» **ACTIVITY**
Search the data for "this". Return each matching line.

» **THE INPUT**
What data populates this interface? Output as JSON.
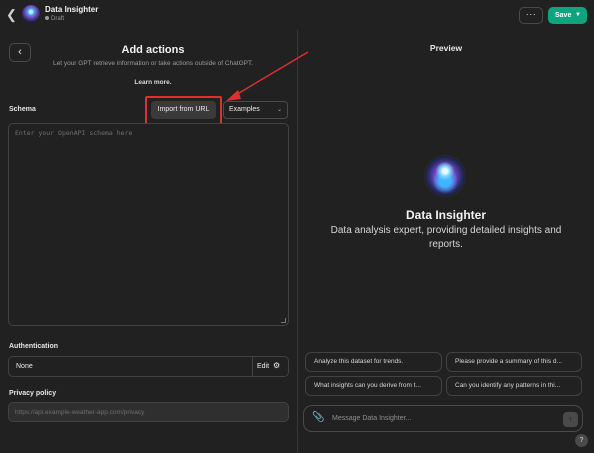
{
  "header": {
    "gpt_name": "Data Insighter",
    "gpt_status": "Draft",
    "more_label": "···",
    "save_label": "Save"
  },
  "actions_panel": {
    "title": "Add actions",
    "description": "Let your GPT retrieve information or take actions outside of ChatGPT.",
    "learn_more": "Learn more.",
    "schema_label": "Schema",
    "import_button": "Import from URL",
    "examples_label": "Examples",
    "schema_placeholder": "Enter your OpenAPI schema here",
    "auth_label": "Authentication",
    "auth_value": "None",
    "auth_edit": "Edit",
    "privacy_label": "Privacy policy",
    "privacy_placeholder": "https://api.example-weather-app.com/privacy"
  },
  "preview": {
    "title": "Preview",
    "bot_name": "Data Insighter",
    "bot_description": "Data analysis expert, providing detailed insights and reports.",
    "suggestions": [
      "Analyze this dataset for trends.",
      "Please provide a summary of this d...",
      "What insights can you derive from t...",
      "Can you identify any patterns in thi..."
    ],
    "composer_placeholder": "Message Data Insighter...",
    "help_label": "?"
  },
  "icons": {
    "back": "chevron-left-icon",
    "gear": "gear-icon",
    "paperclip": "paperclip-icon",
    "send": "arrow-up-icon"
  },
  "colors": {
    "background": "#212121",
    "save_button": "#10a37f",
    "annotation": "#e12f2f"
  }
}
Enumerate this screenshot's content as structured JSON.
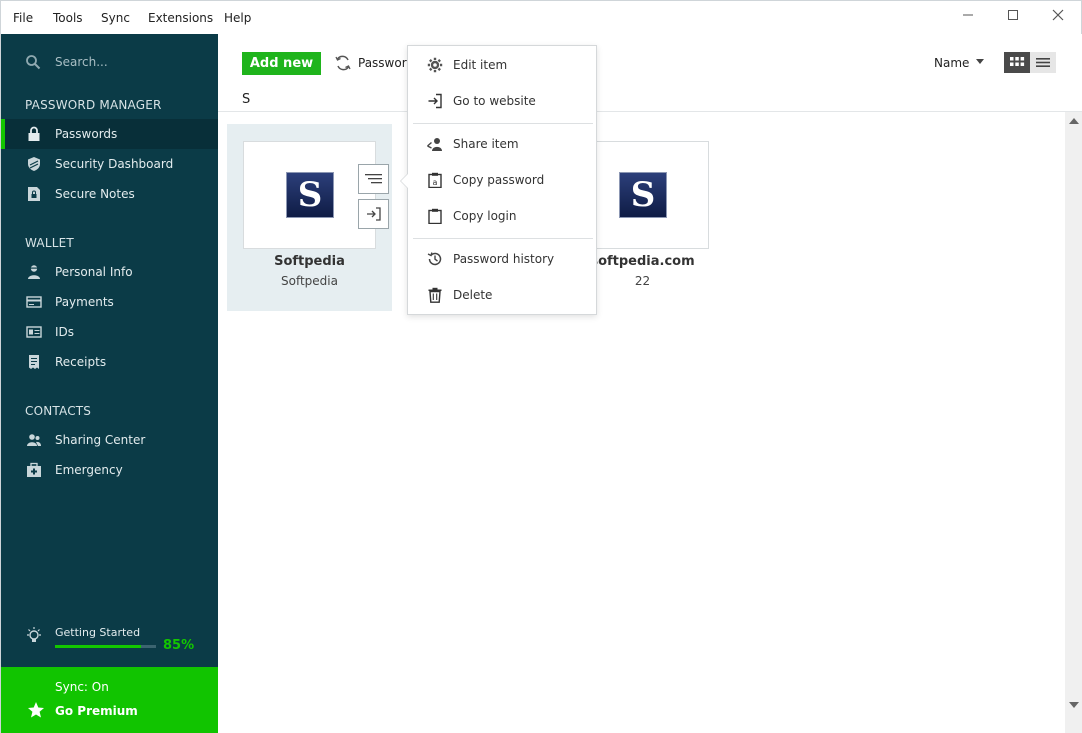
{
  "menubar": {
    "items": [
      "File",
      "Tools",
      "Sync",
      "Extensions",
      "Help"
    ]
  },
  "sidebar": {
    "search_placeholder": "Search...",
    "sections": [
      {
        "heading": "PASSWORD MANAGER",
        "items": [
          {
            "label": "Passwords",
            "icon": "lock-icon",
            "active": true
          },
          {
            "label": "Security Dashboard",
            "icon": "shield-icon"
          },
          {
            "label": "Secure Notes",
            "icon": "note-lock-icon"
          }
        ]
      },
      {
        "heading": "WALLET",
        "items": [
          {
            "label": "Personal Info",
            "icon": "person-icon"
          },
          {
            "label": "Payments",
            "icon": "card-icon"
          },
          {
            "label": "IDs",
            "icon": "id-card-icon"
          },
          {
            "label": "Receipts",
            "icon": "receipt-icon"
          }
        ]
      },
      {
        "heading": "CONTACTS",
        "items": [
          {
            "label": "Sharing Center",
            "icon": "people-icon"
          },
          {
            "label": "Emergency",
            "icon": "first-aid-icon"
          }
        ]
      }
    ],
    "getting_started": {
      "label": "Getting Started",
      "percent_text": "85%",
      "progress": 0.85
    },
    "sync_status": "Sync: On",
    "premium_label": "Go Premium"
  },
  "toolbar": {
    "add_new": "Add new",
    "passwords_label": "Password",
    "sort_label": "Name",
    "filter_letter": "S"
  },
  "tiles": [
    {
      "logo": "S",
      "name": "Softpedia",
      "sub": "Softpedia"
    },
    {
      "logo": "S",
      "name": "softpedia.com",
      "sub": "22"
    }
  ],
  "context_menu": {
    "items": [
      {
        "label": "Edit item",
        "icon": "gear-icon"
      },
      {
        "label": "Go to website",
        "icon": "go-to-icon"
      },
      {
        "label": "Share item",
        "icon": "share-icon"
      },
      {
        "label": "Copy password",
        "icon": "clipboard-a-icon"
      },
      {
        "label": "Copy login",
        "icon": "clipboard-icon"
      },
      {
        "label": "Password history",
        "icon": "history-icon"
      },
      {
        "label": "Delete",
        "icon": "trash-icon"
      }
    ]
  },
  "colors": {
    "sidebar_bg": "#0b3b47",
    "accent_green": "#13c600",
    "premium_bg": "#11c400",
    "add_button": "#1fb41c"
  }
}
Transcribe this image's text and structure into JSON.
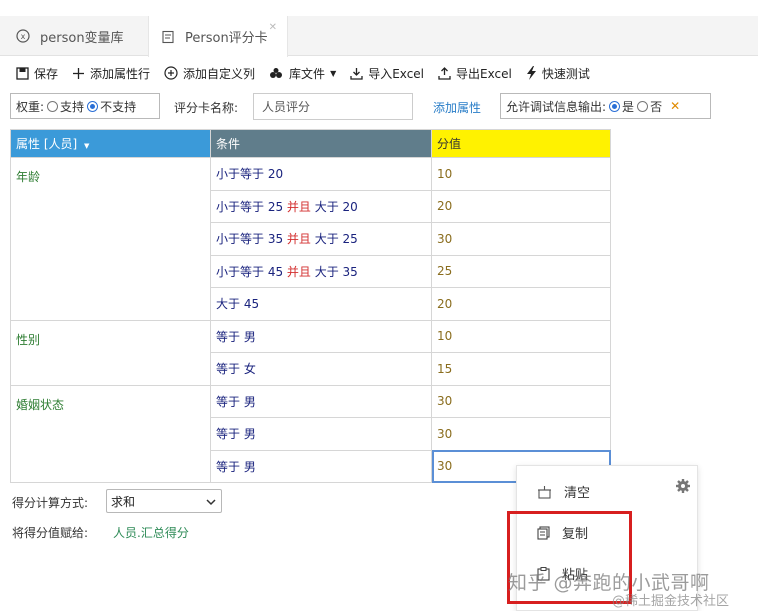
{
  "tabs": [
    {
      "label": "person变量库",
      "icon": "variable-icon"
    },
    {
      "label": "Person评分卡",
      "icon": "scorecard-icon"
    }
  ],
  "toolbar": {
    "save": "保存",
    "add_attr_row": "添加属性行",
    "add_custom_col": "添加自定义列",
    "lib_file": "库文件",
    "import_excel": "导入Excel",
    "export_excel": "导出Excel",
    "quick_test": "快速测试"
  },
  "settings": {
    "weight_label": "权重:",
    "weight_options": [
      "支持",
      "不支持"
    ],
    "weight_selected": "不支持",
    "card_name_label": "评分卡名称:",
    "card_name_value": "人员评分",
    "add_attr_link": "添加属性",
    "debug_label": "允许调试信息输出:",
    "debug_options": [
      "是",
      "否"
    ],
    "debug_selected": "是"
  },
  "table": {
    "headers": [
      "属性 [人员]",
      "条件",
      "分值"
    ],
    "groups": [
      {
        "attr": "年龄",
        "rows": [
          {
            "cond": [
              {
                "t": "小于等于 20"
              }
            ],
            "score": "10"
          },
          {
            "cond": [
              {
                "t": "小于等于 25 "
              },
              {
                "t": "并且",
                "kw": true
              },
              {
                "t": " 大于 20"
              }
            ],
            "score": "20"
          },
          {
            "cond": [
              {
                "t": "小于等于 35 "
              },
              {
                "t": "并且",
                "kw": true
              },
              {
                "t": " 大于 25"
              }
            ],
            "score": "30"
          },
          {
            "cond": [
              {
                "t": "小于等于 45 "
              },
              {
                "t": "并且",
                "kw": true
              },
              {
                "t": " 大于 35"
              }
            ],
            "score": "25"
          },
          {
            "cond": [
              {
                "t": "大于 45"
              }
            ],
            "score": "20"
          }
        ]
      },
      {
        "attr": "性别",
        "rows": [
          {
            "cond": [
              {
                "t": "等于 男"
              }
            ],
            "score": "10"
          },
          {
            "cond": [
              {
                "t": "等于 女"
              }
            ],
            "score": "15"
          }
        ]
      },
      {
        "attr": "婚姻状态",
        "rows": [
          {
            "cond": [
              {
                "t": "等于 男"
              }
            ],
            "score": "30"
          },
          {
            "cond": [
              {
                "t": "等于 男"
              }
            ],
            "score": "30"
          },
          {
            "cond": [
              {
                "t": "等于 男"
              }
            ],
            "score": "30"
          }
        ]
      }
    ]
  },
  "bottom": {
    "calc_label": "得分计算方式:",
    "calc_value": "求和",
    "assign_label": "将得分值赋给:",
    "assign_value": "人员.汇总得分"
  },
  "context_menu": {
    "items": [
      "清空",
      "复制",
      "粘贴"
    ]
  },
  "watermark": {
    "line1": "知乎 @奔跑的小武哥啊",
    "line2": "@稀土掘金技术社区"
  },
  "colors": {
    "attr_header": "#3b9ad9",
    "cond_header": "#607d8b",
    "score_header": "#fff200",
    "highlight_box": "#d71f1f"
  }
}
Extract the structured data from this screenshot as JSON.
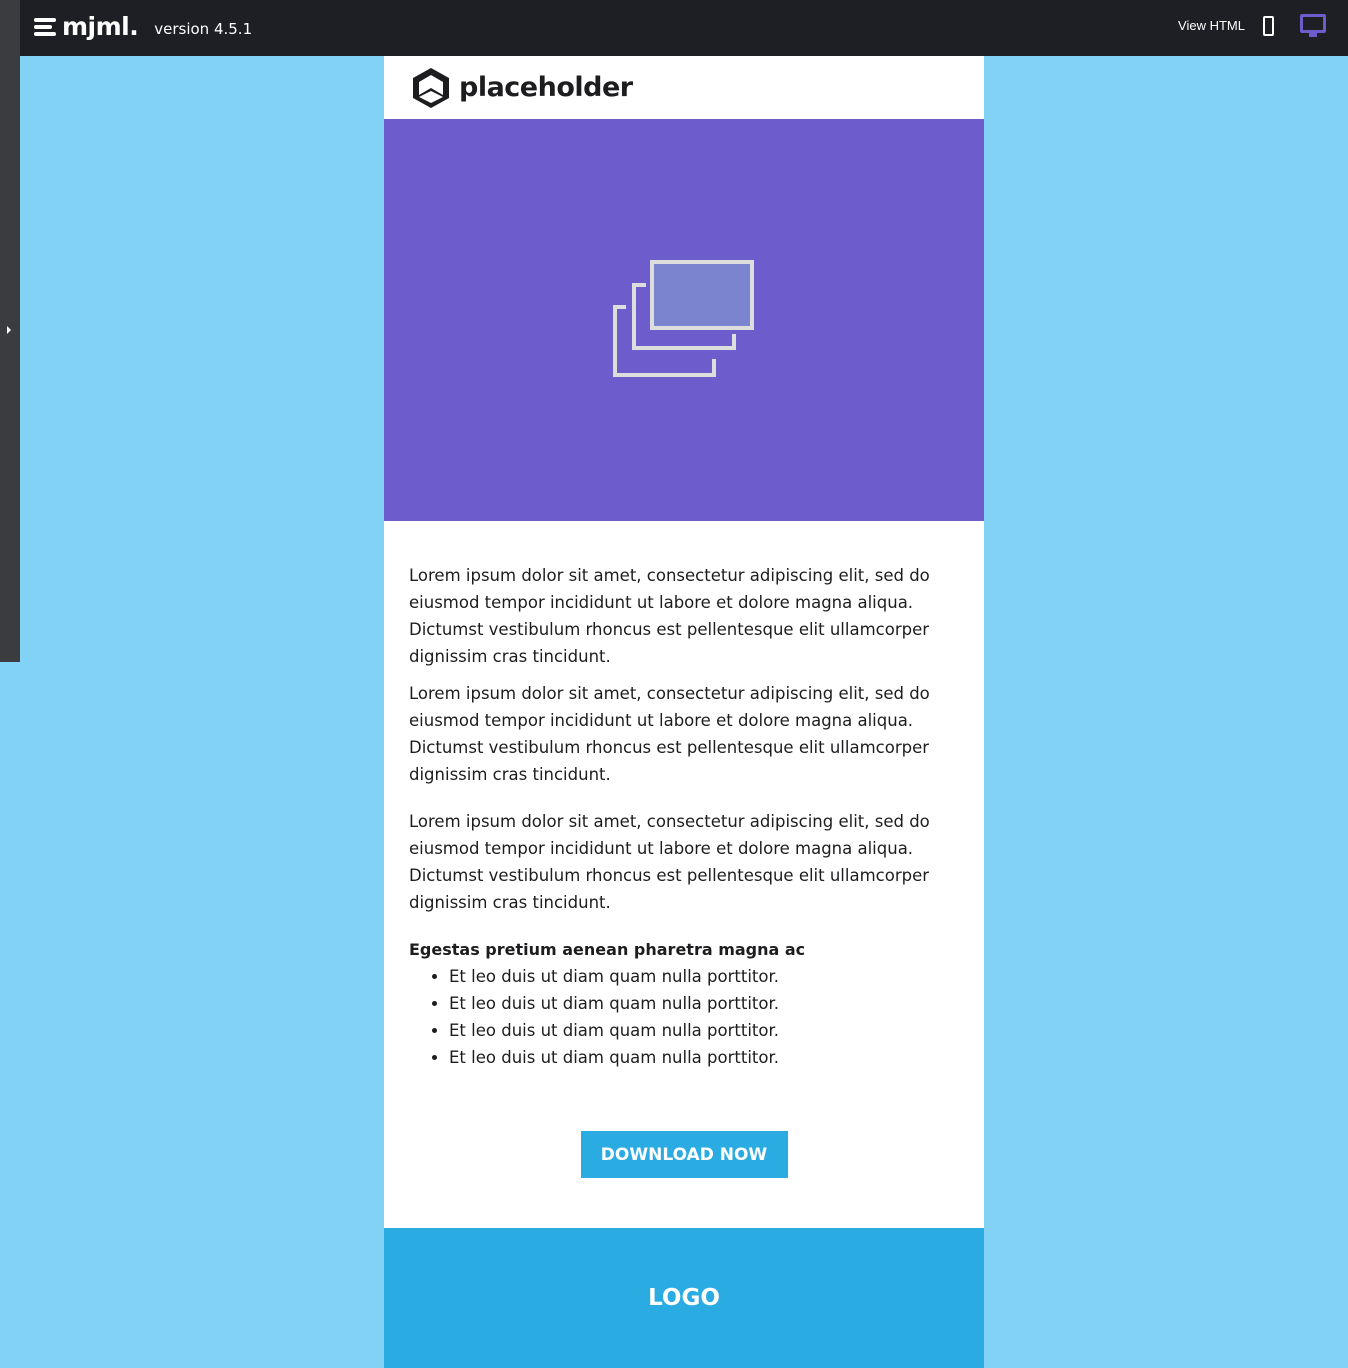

» **SOLUTION TO THE EXERCISE**
What data populates this interface? Output as JSON.
      "Analyze this dataset for trends.",
      "Please provide a summary of this d...",
Enumerate this screenshot's content as structured JSON.
Transcribe this image's text and structure into JSON.
Extract the structured data from this screenshot as JSON.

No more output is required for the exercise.